[Extracted material Boundary: Start]

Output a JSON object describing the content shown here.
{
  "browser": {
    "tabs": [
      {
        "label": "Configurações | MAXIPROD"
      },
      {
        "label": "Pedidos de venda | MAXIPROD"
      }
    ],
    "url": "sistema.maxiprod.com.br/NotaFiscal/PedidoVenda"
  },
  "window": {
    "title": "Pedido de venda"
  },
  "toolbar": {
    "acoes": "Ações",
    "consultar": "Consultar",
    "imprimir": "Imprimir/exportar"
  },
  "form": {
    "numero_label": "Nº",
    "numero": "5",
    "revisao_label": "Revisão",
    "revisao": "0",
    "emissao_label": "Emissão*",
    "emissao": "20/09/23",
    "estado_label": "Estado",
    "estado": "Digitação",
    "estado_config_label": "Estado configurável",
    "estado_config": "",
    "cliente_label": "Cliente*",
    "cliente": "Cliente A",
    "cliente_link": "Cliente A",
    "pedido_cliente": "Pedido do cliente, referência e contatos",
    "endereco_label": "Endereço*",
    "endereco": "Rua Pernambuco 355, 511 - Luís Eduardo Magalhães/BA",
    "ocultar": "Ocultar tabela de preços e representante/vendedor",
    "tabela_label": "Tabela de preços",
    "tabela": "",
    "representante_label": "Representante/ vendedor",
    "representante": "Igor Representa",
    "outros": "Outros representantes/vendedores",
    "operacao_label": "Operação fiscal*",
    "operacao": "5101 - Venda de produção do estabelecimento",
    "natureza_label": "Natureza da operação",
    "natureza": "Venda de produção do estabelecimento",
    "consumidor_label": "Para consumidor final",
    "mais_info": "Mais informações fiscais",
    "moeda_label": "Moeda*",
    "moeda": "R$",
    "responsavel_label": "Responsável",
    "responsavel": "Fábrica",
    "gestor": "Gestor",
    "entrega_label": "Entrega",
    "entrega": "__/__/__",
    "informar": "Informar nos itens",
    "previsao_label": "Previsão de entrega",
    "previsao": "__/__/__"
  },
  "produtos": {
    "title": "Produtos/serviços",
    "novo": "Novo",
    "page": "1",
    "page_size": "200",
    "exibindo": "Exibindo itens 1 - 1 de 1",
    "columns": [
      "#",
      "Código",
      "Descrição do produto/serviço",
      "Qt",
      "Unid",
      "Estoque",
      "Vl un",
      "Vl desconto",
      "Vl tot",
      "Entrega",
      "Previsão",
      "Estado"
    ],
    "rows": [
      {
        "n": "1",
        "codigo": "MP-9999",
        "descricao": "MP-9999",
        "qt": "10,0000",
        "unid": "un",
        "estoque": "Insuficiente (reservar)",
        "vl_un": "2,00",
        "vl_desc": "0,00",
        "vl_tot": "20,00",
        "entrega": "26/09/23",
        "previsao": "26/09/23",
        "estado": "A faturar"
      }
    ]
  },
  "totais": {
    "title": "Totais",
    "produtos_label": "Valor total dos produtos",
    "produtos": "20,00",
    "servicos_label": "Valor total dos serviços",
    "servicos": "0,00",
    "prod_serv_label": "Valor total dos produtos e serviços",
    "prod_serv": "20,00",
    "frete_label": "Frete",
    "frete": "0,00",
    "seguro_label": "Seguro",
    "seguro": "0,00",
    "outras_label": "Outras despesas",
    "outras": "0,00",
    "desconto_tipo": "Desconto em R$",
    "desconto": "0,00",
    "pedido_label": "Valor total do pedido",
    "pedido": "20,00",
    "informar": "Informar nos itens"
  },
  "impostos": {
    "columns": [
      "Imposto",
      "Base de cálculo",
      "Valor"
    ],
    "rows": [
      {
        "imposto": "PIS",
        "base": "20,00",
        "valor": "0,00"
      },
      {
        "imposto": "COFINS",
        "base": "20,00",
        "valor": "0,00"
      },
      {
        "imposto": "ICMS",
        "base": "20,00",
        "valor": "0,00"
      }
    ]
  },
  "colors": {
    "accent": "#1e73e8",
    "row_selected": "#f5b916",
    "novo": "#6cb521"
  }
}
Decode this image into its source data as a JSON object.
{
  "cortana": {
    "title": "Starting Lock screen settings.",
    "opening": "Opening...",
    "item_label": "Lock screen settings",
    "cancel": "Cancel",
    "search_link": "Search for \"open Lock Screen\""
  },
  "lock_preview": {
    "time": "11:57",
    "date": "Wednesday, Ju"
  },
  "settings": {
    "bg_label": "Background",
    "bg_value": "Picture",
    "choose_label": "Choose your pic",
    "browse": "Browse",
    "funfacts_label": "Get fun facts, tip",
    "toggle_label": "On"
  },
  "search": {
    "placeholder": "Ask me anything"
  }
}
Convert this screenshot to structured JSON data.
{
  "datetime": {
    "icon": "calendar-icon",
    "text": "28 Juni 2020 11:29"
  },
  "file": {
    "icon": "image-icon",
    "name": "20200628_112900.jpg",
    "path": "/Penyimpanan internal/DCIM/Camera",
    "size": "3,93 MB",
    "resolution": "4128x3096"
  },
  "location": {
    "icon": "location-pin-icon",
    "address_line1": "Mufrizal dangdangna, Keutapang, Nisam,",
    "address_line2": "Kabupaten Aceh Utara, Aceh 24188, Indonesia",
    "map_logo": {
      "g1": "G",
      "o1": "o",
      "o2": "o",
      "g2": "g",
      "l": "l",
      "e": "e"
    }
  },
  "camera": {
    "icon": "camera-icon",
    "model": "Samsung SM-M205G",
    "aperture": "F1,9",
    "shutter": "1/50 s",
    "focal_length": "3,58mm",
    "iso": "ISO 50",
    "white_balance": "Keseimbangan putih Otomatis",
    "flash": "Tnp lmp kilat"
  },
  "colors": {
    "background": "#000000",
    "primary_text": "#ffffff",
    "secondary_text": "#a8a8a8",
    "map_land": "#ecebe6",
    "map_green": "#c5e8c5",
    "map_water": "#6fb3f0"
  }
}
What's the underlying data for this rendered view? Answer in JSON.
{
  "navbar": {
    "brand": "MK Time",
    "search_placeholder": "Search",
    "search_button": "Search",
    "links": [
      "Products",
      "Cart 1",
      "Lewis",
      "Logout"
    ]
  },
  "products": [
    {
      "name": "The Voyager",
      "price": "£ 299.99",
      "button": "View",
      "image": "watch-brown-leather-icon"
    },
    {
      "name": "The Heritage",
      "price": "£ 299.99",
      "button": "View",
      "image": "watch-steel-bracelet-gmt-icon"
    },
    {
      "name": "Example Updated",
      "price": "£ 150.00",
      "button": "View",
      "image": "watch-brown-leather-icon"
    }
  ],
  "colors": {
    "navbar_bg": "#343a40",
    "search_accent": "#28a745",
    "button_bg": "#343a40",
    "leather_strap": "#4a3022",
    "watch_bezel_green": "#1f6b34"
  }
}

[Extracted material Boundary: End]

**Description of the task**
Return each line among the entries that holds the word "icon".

**Written response**
    "icon": "calendar-icon",
    "icon": "image-icon",
    "icon": "location-pin-icon",
    "icon": "camera-icon",
      "image": "watch-brown-leather-icon"
      "image": "watch-steel-bracelet-gmt-icon"
      "image": "watch-brown-leather-icon"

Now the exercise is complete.